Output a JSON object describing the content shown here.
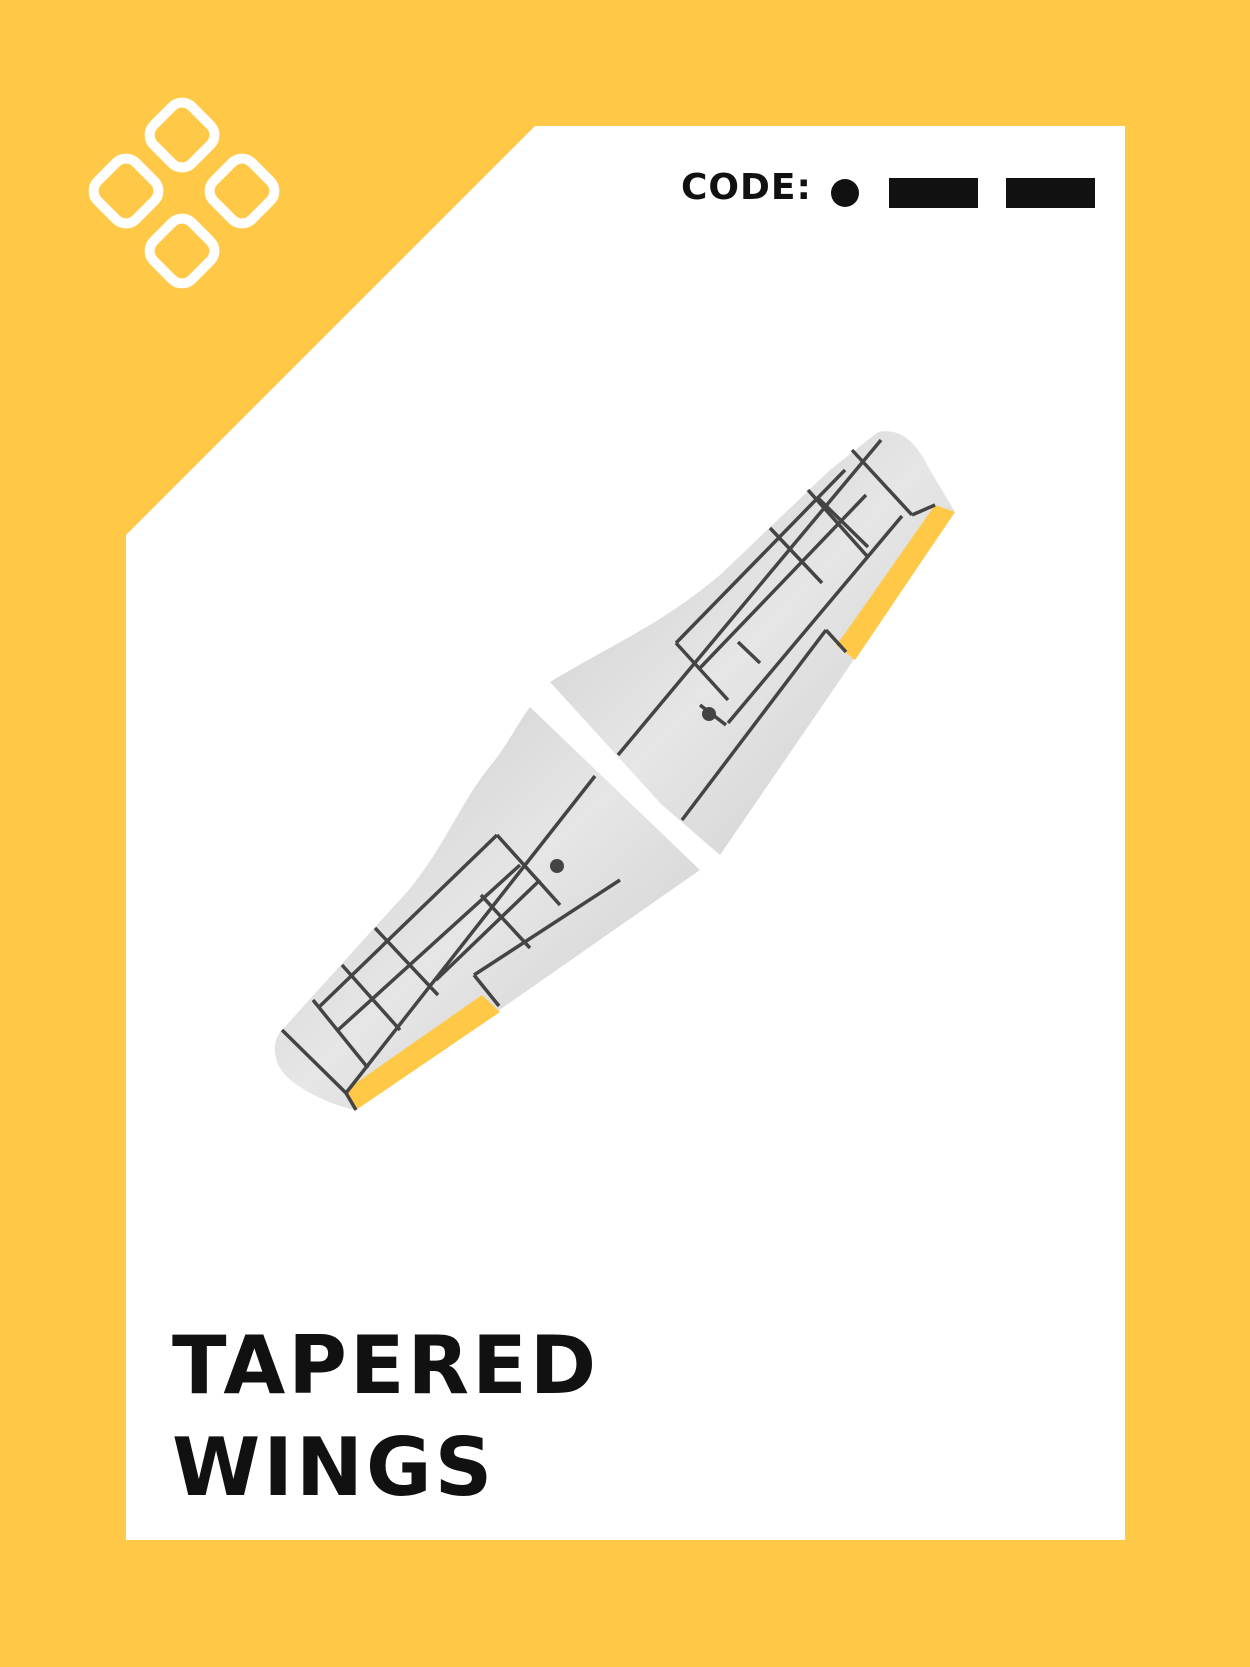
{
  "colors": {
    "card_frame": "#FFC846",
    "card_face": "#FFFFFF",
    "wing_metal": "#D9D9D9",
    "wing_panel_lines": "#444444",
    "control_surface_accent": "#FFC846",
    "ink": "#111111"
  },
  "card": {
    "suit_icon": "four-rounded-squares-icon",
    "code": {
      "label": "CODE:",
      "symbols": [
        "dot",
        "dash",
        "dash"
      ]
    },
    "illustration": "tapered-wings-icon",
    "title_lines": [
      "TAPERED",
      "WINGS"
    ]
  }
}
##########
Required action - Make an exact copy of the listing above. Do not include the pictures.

Task output -
Output a JSON object describing the content shown here.
{
  "colors": {
    "card_frame": "#FFC846",
    "card_face": "#FFFFFF",
    "wing_metal": "#D9D9D9",
    "wing_panel_lines": "#444444",
    "control_surface_accent": "#FFC846",
    "ink": "#111111"
  },
  "card": {
    "suit_icon": "four-rounded-squares-icon",
    "code": {
      "label": "CODE:",
      "symbols": [
        "dot",
        "dash",
        "dash"
      ]
    },
    "illustration": "tapered-wings-icon",
    "title_lines": [
      "TAPERED",
      "WINGS"
    ]
  }
}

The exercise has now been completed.